If you’ve gotten a speeding ticket recently, you’re probably bracing yourself for an increase in your car insurance rates.
Car insurance typically goes up about 25% after a speeding ticket, NerdWallet’s 2020 rates analysis found. On average, a driver with a speeding ticket will pay $1,781 a year for full coverage auto insurance. That’s $354 more than a driver with a clean record, our analysis found.
But the financial pain you can expect depends on many factors, including the state you live in and the insurance company you choose.
To help you find the cheapest auto insurance after a speeding ticket, NerdWallet compared rates across the country for a hypothetical driver ticketed for going 16 mph over the speed limit.
Car insurance rates after a speeding ticket
After a speeding ticket, you’ll want to pick the cheapest car insurance company — and it may not be the same one that was cheapest for you before.
A few insurers in our analysis more than doubled their rates for drivers with a speeding ticket, while others seemed to shrug it off. Several smaller, regional insurers, including Secura, Texas Farm Bureau and Westfield, showed no difference in car insurance rates for drivers with or without a speeding ticket.
Among the 10 largest car insurance companies, American Family had the smallest average rate hike after a speeding ticket — less than $5 a month. The biggest increases came from Farmers and Liberty Mutual.
Here are the average rates we found for a 40-year-old driver buying a full coverage policy.
|Company||Average annual premium after a speeding ticket||Increase compared to driver with clean record|
|*USAA is available only to active military, veterans and their families.|
» MORE: Compare Car Insurance Rates
Average car insurance rates by state after a speeding ticket
In Pennsylvania, a speeding ticket may mean only an extra $11 per month on your car insurance premiums.

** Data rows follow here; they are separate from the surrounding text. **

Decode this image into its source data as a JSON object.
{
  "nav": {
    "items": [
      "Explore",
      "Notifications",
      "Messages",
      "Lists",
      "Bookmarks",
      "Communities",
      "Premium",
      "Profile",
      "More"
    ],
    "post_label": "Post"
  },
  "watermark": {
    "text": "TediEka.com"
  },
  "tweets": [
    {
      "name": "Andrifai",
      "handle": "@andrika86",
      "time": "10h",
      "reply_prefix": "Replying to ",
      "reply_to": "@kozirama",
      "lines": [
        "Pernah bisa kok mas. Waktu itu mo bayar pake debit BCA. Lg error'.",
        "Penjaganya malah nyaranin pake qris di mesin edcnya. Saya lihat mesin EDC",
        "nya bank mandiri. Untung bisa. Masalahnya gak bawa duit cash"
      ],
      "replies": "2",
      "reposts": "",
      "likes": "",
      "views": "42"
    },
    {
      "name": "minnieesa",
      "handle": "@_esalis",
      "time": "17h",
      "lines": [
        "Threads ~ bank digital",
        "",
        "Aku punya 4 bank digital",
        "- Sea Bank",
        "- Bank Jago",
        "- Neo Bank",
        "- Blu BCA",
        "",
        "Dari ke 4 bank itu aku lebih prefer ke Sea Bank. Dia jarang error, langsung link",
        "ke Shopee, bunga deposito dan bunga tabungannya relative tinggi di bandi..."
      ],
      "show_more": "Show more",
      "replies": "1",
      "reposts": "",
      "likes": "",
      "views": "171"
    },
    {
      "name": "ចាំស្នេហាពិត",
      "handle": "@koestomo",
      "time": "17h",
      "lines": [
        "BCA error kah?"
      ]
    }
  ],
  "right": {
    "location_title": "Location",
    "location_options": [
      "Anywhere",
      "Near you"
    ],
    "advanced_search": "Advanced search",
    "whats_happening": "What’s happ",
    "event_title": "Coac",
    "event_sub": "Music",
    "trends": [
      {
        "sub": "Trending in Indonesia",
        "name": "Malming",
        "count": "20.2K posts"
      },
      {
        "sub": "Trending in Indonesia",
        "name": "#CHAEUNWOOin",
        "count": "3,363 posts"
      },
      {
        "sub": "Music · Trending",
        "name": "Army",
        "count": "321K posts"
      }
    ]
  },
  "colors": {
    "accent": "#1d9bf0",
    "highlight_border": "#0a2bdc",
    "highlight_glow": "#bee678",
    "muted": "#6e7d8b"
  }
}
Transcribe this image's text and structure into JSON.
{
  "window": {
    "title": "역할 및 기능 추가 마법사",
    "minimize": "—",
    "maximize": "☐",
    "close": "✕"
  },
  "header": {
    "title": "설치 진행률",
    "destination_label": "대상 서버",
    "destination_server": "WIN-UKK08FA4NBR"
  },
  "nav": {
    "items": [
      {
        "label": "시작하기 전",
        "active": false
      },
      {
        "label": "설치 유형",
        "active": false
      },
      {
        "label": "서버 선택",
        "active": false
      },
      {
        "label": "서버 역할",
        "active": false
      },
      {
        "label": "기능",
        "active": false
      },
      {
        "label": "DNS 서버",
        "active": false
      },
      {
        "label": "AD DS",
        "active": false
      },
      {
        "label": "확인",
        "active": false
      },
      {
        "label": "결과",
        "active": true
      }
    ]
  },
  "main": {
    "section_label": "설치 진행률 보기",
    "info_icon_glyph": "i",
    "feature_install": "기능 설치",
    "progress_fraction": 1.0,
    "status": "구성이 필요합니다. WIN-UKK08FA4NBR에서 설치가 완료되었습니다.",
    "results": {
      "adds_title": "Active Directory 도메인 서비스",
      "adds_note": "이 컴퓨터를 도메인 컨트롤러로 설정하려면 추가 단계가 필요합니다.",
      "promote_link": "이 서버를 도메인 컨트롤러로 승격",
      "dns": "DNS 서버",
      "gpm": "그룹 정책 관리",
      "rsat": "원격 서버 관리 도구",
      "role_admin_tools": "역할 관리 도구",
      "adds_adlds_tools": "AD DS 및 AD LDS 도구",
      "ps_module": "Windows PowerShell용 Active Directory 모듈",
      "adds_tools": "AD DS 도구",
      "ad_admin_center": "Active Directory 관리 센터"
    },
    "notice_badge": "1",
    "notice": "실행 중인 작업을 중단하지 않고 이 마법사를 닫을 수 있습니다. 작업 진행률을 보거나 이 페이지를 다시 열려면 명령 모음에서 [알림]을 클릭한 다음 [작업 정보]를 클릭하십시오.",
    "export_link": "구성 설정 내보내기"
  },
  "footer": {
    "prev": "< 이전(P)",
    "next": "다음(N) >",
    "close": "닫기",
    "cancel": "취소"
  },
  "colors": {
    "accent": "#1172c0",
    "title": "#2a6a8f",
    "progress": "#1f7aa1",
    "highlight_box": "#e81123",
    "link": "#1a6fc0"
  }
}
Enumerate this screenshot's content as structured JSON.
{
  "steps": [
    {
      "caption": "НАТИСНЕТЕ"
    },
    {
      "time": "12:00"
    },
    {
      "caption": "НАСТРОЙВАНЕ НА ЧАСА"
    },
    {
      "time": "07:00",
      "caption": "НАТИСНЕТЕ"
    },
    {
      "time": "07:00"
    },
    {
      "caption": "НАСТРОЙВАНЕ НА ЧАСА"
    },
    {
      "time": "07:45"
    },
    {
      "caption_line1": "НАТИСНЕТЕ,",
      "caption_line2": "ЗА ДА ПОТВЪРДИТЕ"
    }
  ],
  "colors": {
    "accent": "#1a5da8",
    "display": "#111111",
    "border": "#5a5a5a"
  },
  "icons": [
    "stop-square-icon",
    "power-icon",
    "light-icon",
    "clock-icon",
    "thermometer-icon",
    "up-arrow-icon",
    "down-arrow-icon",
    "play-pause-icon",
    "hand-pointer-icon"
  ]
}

But in Michigan, where average car insurance rates are already relatively high, you may have to shell out $90 a month more for coverage after you’re caught speeding.
To give you an idea of what to expect in your state, here are average rates and price increases for a full coverage policy after a speeding ticket.
|State||Average annual premium after a speeding ticket||Increase compared to driver with clean record|
|District of Columbia||$1,802||$275|
Minimum vs. full coverage after a speeding ticket
If you have full coverage auto insurance and you don’t like the price you see after a speeding ticket, you may want to consider reducing your coverage.
After a speeding ticket, minimum required car insurance is typically less than half the price of full coverage on average, our analysis found. Average annual rates for car insurance after a speeding ticket are:
- $1,781 for full coverage.
- $755 for minimum coverage.
Think carefully before you choose this option. With a bare-bones auto policy you won’t have comprehensive and collision coverage, so if you cause a crash, your insurance won’t help pay for damage to your car. That might make sense if your vehicle isn’t worth much. But if you have a car loan or lease, your lender likely requires you to keep full coverage.
How long a speeding ticket affects car insurance rates
A speeding ticket typically stays on a driving record for one to three years, depending on your state. If you’ve gotten a ticket and a related insurance rate increase, ask about your company’s surcharge schedule. This will reveal how long you can expect to suffer the higher rates. You’ll also lose any good driver discounts you had.
Don’t be afraid to shop around. Taking the time to compare car insurance quotes can save you hundreds or even thousands of dollars — even if you’ve had a few flashing lights in your rearview mirror.
For our “good driver” profile, NerdWallet averaged rates from the largest insurers in each state for 40-year-old men and women in all ZIP codes with 12,000 annual miles driven. The policy includes:
- $100,000 bodily injury liability per person.
- $300,000 bodily injury liability per accident.
- $50,000 property damage liability per accident.
- $100,000 uninsured motorist coverage per person.
- $300,000 uninsured motorist coverage per accident.
- Collision coverage with a $1,000 deductible.
- Comprehensive coverage with a $1,000 deductible.
If required, minimum additional coverages were added. We used the same assumptions for all other driver profiles, with the following exceptions:
- For drivers with minimum coverage, we adjusted the numbers above to reflect minimum required coverage by law in the state.
- For drivers with a ticket, we added a single speeding violation for driving 16 mph over the speed limit.
We used a 2016 Toyota Camry LE for all single drivers.
These are rates generated through Quadrant Information Services. Your own rates will be different.